Each line of the data below must be given again exactly as written.

[Material for this exercise — start]

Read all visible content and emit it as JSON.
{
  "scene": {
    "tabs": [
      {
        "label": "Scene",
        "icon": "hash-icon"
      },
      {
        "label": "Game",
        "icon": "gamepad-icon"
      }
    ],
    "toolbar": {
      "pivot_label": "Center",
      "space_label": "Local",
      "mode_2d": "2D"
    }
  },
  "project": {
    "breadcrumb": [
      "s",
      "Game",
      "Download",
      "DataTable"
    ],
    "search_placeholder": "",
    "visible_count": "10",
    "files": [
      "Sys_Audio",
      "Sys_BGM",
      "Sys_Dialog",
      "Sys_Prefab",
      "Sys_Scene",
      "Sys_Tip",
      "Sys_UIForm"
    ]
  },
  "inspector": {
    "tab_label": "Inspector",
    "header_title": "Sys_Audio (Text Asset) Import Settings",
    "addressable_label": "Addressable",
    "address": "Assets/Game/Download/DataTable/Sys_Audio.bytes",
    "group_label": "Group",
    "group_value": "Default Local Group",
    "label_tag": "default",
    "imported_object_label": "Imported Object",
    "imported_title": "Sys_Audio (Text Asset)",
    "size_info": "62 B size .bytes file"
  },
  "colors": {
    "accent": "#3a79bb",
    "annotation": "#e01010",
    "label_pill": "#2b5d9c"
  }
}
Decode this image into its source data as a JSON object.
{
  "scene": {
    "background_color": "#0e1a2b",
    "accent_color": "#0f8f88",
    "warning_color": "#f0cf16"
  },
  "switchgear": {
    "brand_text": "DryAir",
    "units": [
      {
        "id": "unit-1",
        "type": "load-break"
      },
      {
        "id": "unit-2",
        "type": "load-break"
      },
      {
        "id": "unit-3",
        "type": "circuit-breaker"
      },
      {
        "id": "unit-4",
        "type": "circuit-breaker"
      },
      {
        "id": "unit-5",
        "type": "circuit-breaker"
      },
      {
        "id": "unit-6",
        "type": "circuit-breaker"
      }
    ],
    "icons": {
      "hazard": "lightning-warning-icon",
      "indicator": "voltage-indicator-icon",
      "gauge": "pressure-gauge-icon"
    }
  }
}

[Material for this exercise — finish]

**Answer below**
Read all visible content and emit it as JSON.
{
  "scene": {
    "tabs": [
      {
        "label": "Scene",
        "icon": "hash-icon"
      },
      {
        "label": "Game",
        "icon": "gamepad-icon"
      }
    ],
    "toolbar": {
      "pivot_label": "Center",
      "space_label": "Local",
      "mode_2d": "2D"
    }
  },
  "project": {
    "breadcrumb": [
      "s",
      "Game",
      "Download",
      "DataTable"
    ],
    "search_placeholder": "",
    "visible_count": "10",
    "files": [
      "Sys_Audio",
      "Sys_BGM",
      "Sys_Dialog",
      "Sys_Prefab",
      "Sys_Scene",
      "Sys_Tip",
      "Sys_UIForm"
    ]
  },
  "inspector": {
    "tab_label": "Inspector",
    "header_title": "Sys_Audio (Text Asset) Import Settings",
    "addressable_label": "Addressable",
    "address": "Assets/Game/Download/DataTable/Sys_Audio.bytes",
    "group_label": "Group",
    "group_value": "Default Local Group",
    "label_tag": "default",
    "imported_object_label": "Imported Object",
    "imported_title": "Sys_Audio (Text Asset)",
    "size_info": "62 B size .bytes file"
  },
  "colors": {
    "accent": "#3a79bb",
    "annotation": "#e01010",
    "label_pill": "#2b5d9c"
  }
}
Decode this image into its source data as a JSON object.
{
  "scene": {
    "background_color": "#0e1a2b",
    "accent_color": "#0f8f88",
    "warning_color": "#f0cf16"
  },
  "switchgear": {
    "brand_text": "DryAir",
    "units": [
      {
        "id": "unit-1",
        "type": "load-break"
      },
      {
        "id": "unit-2",
        "type": "load-break"
      },
      {
        "id": "unit-3",
        "type": "circuit-breaker"
      },
      {
        "id": "unit-4",
        "type": "circuit-breaker"
      },
      {
        "id": "unit-5",
        "type": "circuit-breaker"
      },
      {
        "id": "unit-6",
        "type": "circuit-breaker"
      }
    ],
    "icons": {
      "hazard": "lightning-warning-icon",
      "indicator": "voltage-indicator-icon",
      "gauge": "pressure-gauge-icon"
    }
  }
}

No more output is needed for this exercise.